Our apologies for getting our March newsletter out a bit late this month…this week is jam-packed with events all week long, check them out!
PRIDE PAGES BOOK CLUB: Tuesday March 10, 2020, 6-30pm-8pm @ Penticton Library
Penticton Public Library welcomes you to a new book club which is being hosted in partnership with SOS Pride Society!
The program is FREE; registration is required. In March they will be watching the Harvey Milk film as a follow up to the book.
This book club requires sign up, please contact Stephanie (Adult Services Librarian) at: 250-770-7786 or firstname.lastname@example.org if you are interested in attending.
SOS Pride Social
WEDNESDAY MARCH 11, 2020 – 6pm-9pm @ Brexit Pub in Penticton
COMMUNITY EDUCATION EVENT
MARCH 26 9am-2pm @ DAYS INN CONFERENCE CENTRE in PENTICTON
ENTERTAINMENT & FUNDRAISER ON MARCH 27, 2020
Looking for an unforgettable night out to celebrate a great cause?
The 2nd Annual ‘In the Name of Love night of entertainment is happening on March 27, 2020!
2nd Annual Variety Cabaret Showcase, featuring the highest class in performance talent throughout the Okanagan. Proceeds towards In the Name of Love Fund, providing adequate mental health services to the LGBTQ2+ community.
From 1920-2020; Grab your most glamorous and outrageous vintage outfits and journey through 100 years of fabulous and forbidden LGBTQ2+ history at our Speakeasy.
FEARLESS commemorates the path of unbreakable, resilient and FEARLESS folks who changed the course of history simply by existing in resistance. In the last 100 years, we have seen everything from the legalization of gay activities, to the rise of the LGBTQ2+ flags on Parliament. Imagine what we will see in the next 100 years with the same FEARLESS spirit.
Guests will be given the secret location & password upon ticket purchase. Guests will be entertained throughout the night by the most sought out entertainers in the Okanagan. If the lavish decor and intoxicating performances aren’t enough, you’ll have the opportunity to view some of the best visual arts at our onsite exhibit and silent auction.
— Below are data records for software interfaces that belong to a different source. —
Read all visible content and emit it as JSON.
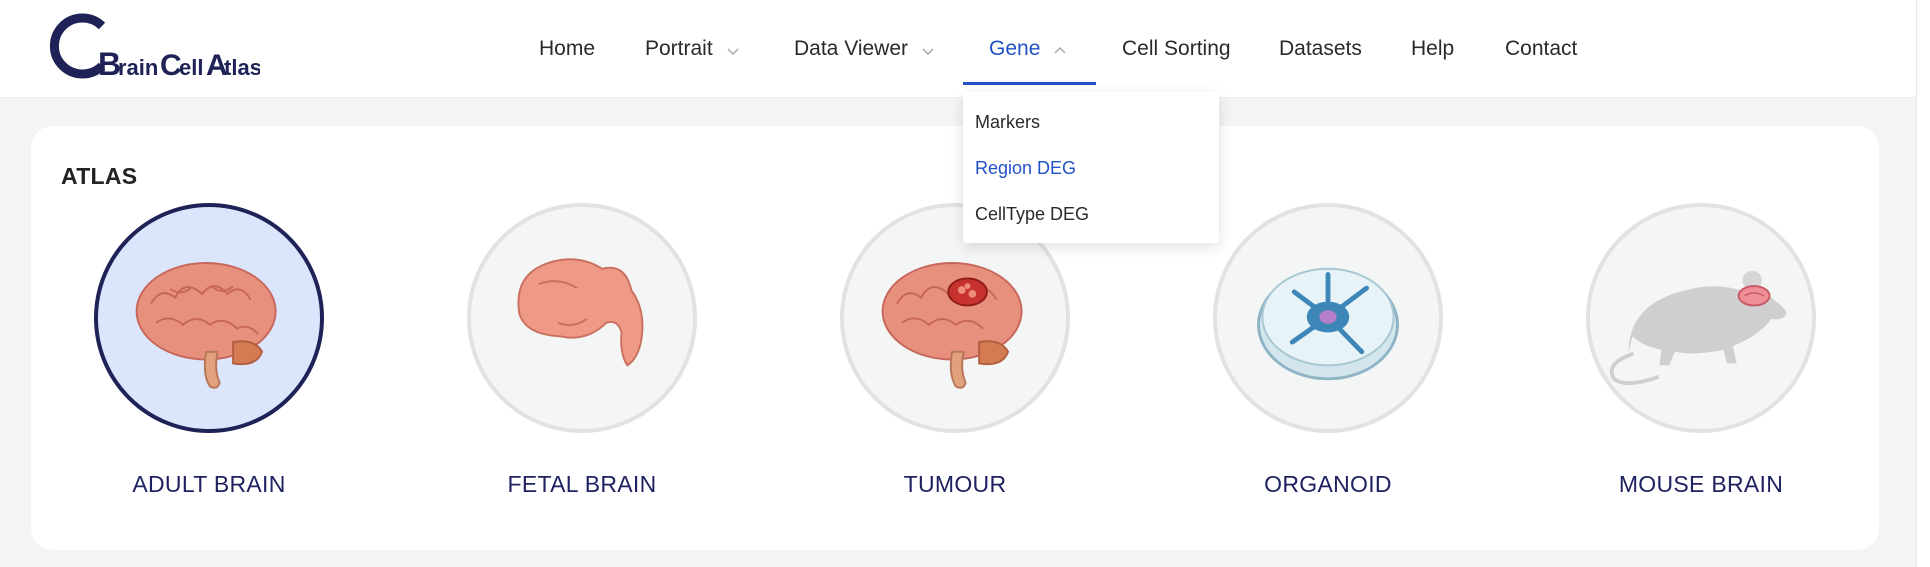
{
  "brand": {
    "logo_text": "BrainCellAtlas",
    "color": "#1f2257"
  },
  "nav": {
    "items": [
      {
        "label": "Home",
        "has_dropdown": false
      },
      {
        "label": "Portrait",
        "has_dropdown": true
      },
      {
        "label": "Data Viewer",
        "has_dropdown": true
      },
      {
        "label": "Gene",
        "has_dropdown": true,
        "active": true
      },
      {
        "label": "Cell Sorting",
        "has_dropdown": false
      },
      {
        "label": "Datasets",
        "has_dropdown": false
      },
      {
        "label": "Help",
        "has_dropdown": false
      },
      {
        "label": "Contact",
        "has_dropdown": false
      }
    ],
    "accent_color": "#2152c4"
  },
  "gene_menu": {
    "items": [
      {
        "label": "Markers",
        "active": false
      },
      {
        "label": "Region DEG",
        "active": true
      },
      {
        "label": "CellType DEG",
        "active": false
      }
    ]
  },
  "atlas": {
    "title": "ATLAS",
    "items": [
      {
        "label": "ADULT BRAIN",
        "icon": "adult-brain-icon",
        "selected": true
      },
      {
        "label": "FETAL BRAIN",
        "icon": "fetal-brain-icon",
        "selected": false
      },
      {
        "label": "TUMOUR",
        "icon": "tumour-brain-icon",
        "selected": false
      },
      {
        "label": "ORGANOID",
        "icon": "organoid-dish-icon",
        "selected": false
      },
      {
        "label": "MOUSE BRAIN",
        "icon": "mouse-brain-icon",
        "selected": false
      }
    ]
  }
}
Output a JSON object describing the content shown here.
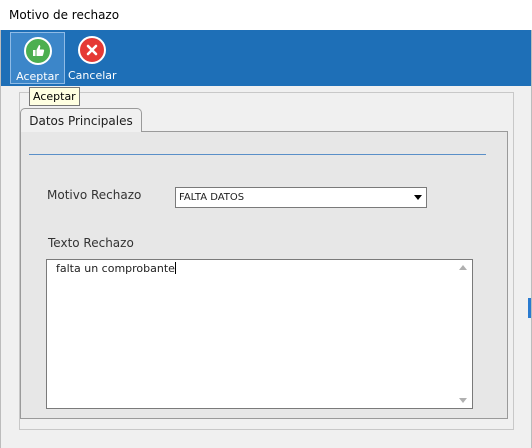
{
  "window": {
    "title": "Motivo de rechazo"
  },
  "toolbar": {
    "accept_label": "Aceptar",
    "cancel_label": "Cancelar",
    "tooltip": "Aceptar",
    "accent": "#1e6fb7"
  },
  "tabs": [
    {
      "label": "Datos Principales"
    }
  ],
  "form": {
    "motivo_label": "Motivo Rechazo",
    "motivo_value": "FALTA DATOS",
    "texto_label": "Texto Rechazo",
    "texto_value": "falta un comprobante"
  }
}
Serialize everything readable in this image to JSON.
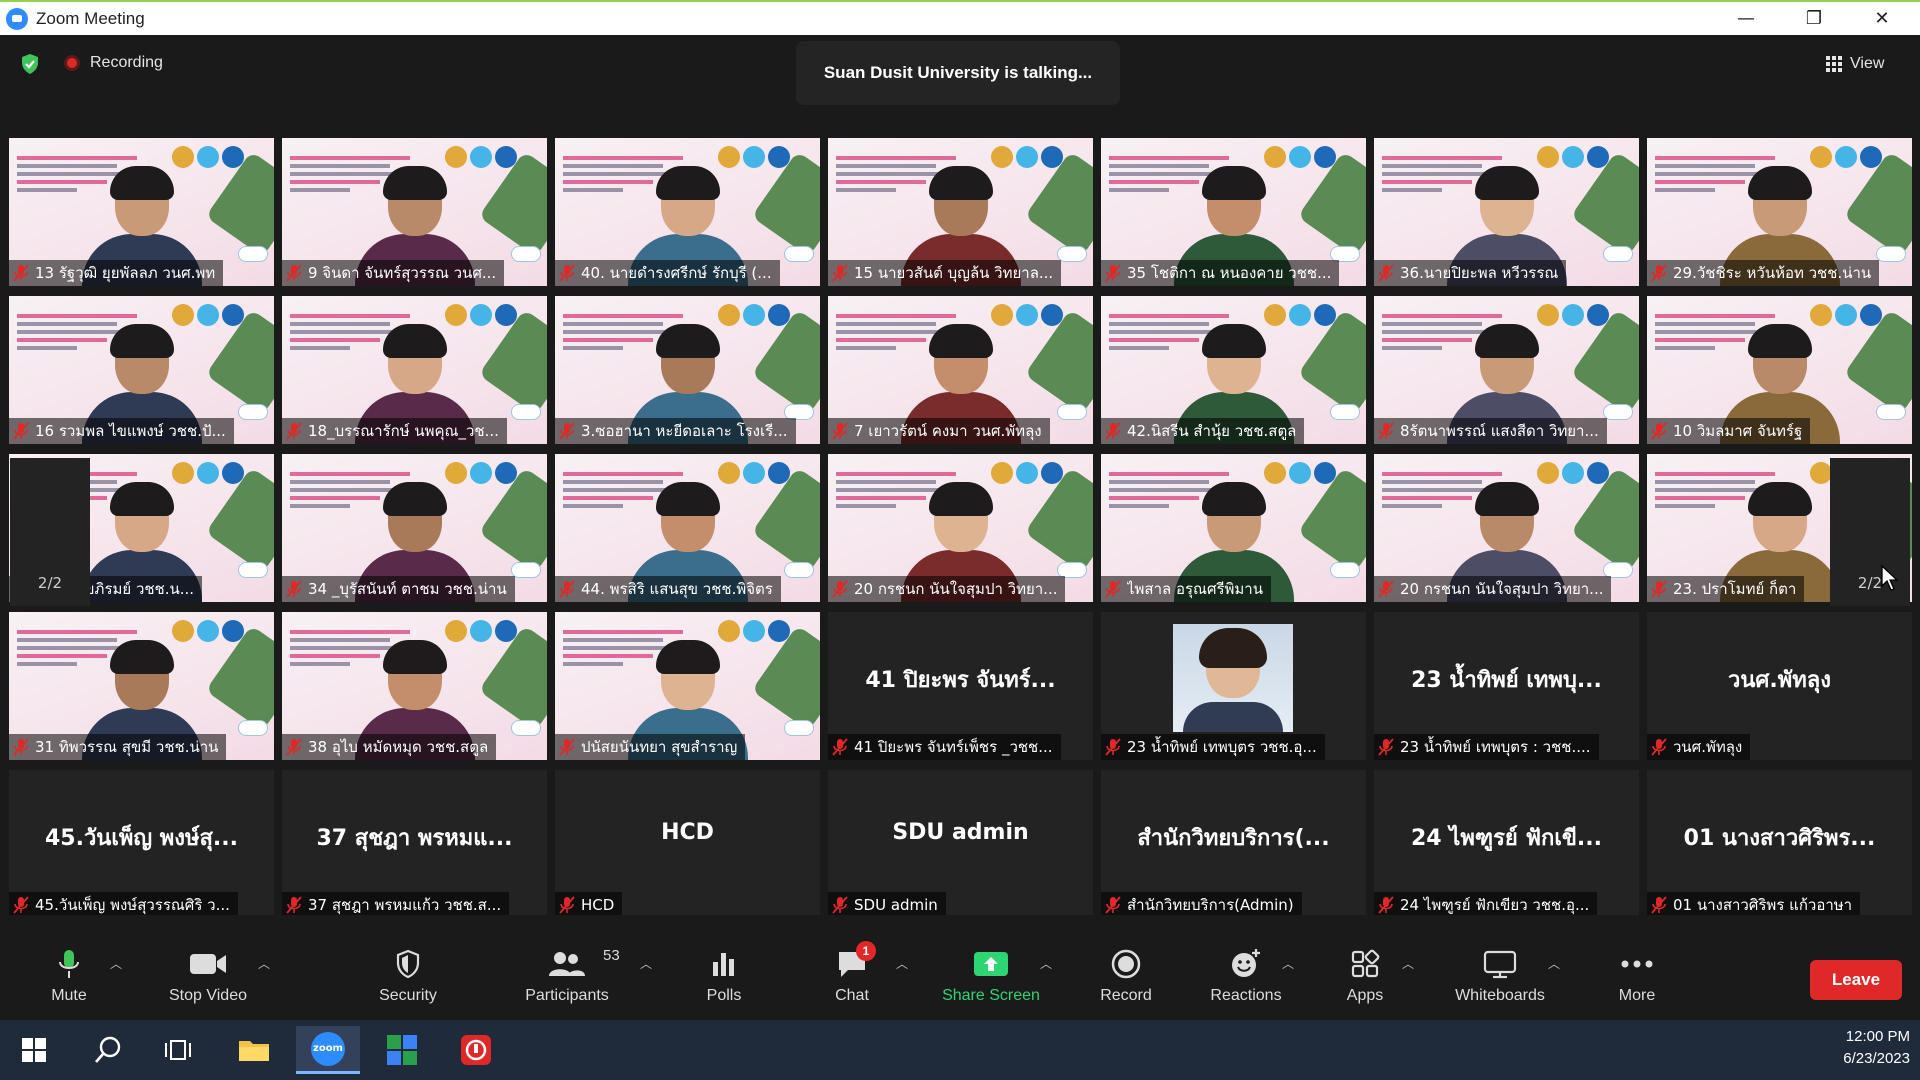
{
  "window": {
    "title": "Zoom Meeting",
    "minimize": "—",
    "restore": "❐",
    "close": "✕"
  },
  "header": {
    "recording_label": "Recording",
    "talking_text": "Suan Dusit University is talking...",
    "view_label": "View"
  },
  "pager": {
    "page_label": "2/2"
  },
  "tiles": [
    "13 รัฐวุฒิ ยุยพัลลภ วนศ.พท",
    "9 จินดา จันทร์สุวรรณ วนศ...",
    "40. นายดำรงศรีกษ์ รักบุรี (...",
    "15 นายวสันต์ บุญล้น วิทยาล...",
    "35 โชติกา ณ หนองคาย วชช...",
    "36.นายปิยะพล หวีวรรณ",
    "29.วัชชิระ หวันห้อท วชช.น่าน",
    "16 รวมพล ไขแพงษ์ วชช.ปั...",
    "18_บรรณารักษ์ นพคุณ_วช...",
    "3.ซอฮานา หะยีดอเลาะ โรงเรี...",
    "7 เยาวรัตน์ คงมา วนศ.พัทลุง",
    "42.นิสรีน สำนุ้ย วชช.สตูล",
    "8รัตนาพรรณ์ แสงสีดา วิทยา...",
    "10 วิมลมาศ จันทร์ฐ",
    "ยาวดี สุขภิรมย์ วชช.น...",
    "34 _บุรัสนันท์ ตาชม วชช.น่าน",
    "44. พรสิริ แสนสุข วชช.พิจิตร",
    "20 กรชนก นันใจสุมปา วิทยา...",
    "ไพสาล อรุณศรีพิมาน",
    "20 กรชนก นันใจสุมปา วิทยา...",
    "23. ปราโมทย์ ก็ตา",
    "31 ทิพวรรณ สุขมี วชช.น่าน",
    "38 อุไบ หมัดหมุด วชช.สตูล",
    "ปนัสยนันทยา สุขสำราญ",
    "41 ปิยะพร จันทร์เพ็ชร _วชช...",
    "23 น้ำทิพย์ เทพบุตร วชช.อุ...",
    "23 น้ำทิพย์ เทพบุตร : วชช....",
    "วนศ.พัทลุง",
    "45.วันเพ็ญ พงษ์สุวรรณศิริ ว...",
    "37 สุชฎา พรหมแก้ว วชช.ส...",
    "HCD",
    "SDU admin",
    "สำนักวิทยบริการ(Admin)",
    "24 ไพฑูรย์ ฟักเขียว วชช.อุ...",
    "01 นางสาวศิริพร แก้วอาษา"
  ],
  "big_names": {
    "t24": "41 ปิยะพร จันทร์...",
    "t26": "23 น้ำทิพย์ เทพบุ...",
    "t27": "วนศ.พัทลุง",
    "t28": "45.วันเพ็ญ พงษ์สุ...",
    "t29": "37 สุชฎา พรหมแ...",
    "t30": "HCD",
    "t31": "SDU admin",
    "t32": "สำนักวิทยบริการ(...",
    "t33": "24 ไพฑูรย์ ฟักเขี...",
    "t34": "01 นางสาวศิริพร..."
  },
  "toolbar": {
    "mute": "Mute",
    "stop_video": "Stop Video",
    "security": "Security",
    "participants": "Participants",
    "participants_count": "53",
    "polls": "Polls",
    "chat": "Chat",
    "chat_badge": "1",
    "share_screen": "Share Screen",
    "record": "Record",
    "reactions": "Reactions",
    "apps": "Apps",
    "whiteboards": "Whiteboards",
    "more": "More",
    "leave": "Leave"
  },
  "taskbar": {
    "time": "12:00 PM",
    "date": "6/23/2023",
    "zoom_label": "zoom"
  },
  "colors": {
    "accent": "#2d8cff",
    "leave": "#e02828",
    "share": "#2ed573",
    "muted": "#e02828"
  }
}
Best Costume Prize | Silent Art Auction & Exhibit | Cocktails & Mocktails | Appies | Highly Sought Out Performing Artists | The Most Unforgettable Night of Your Life–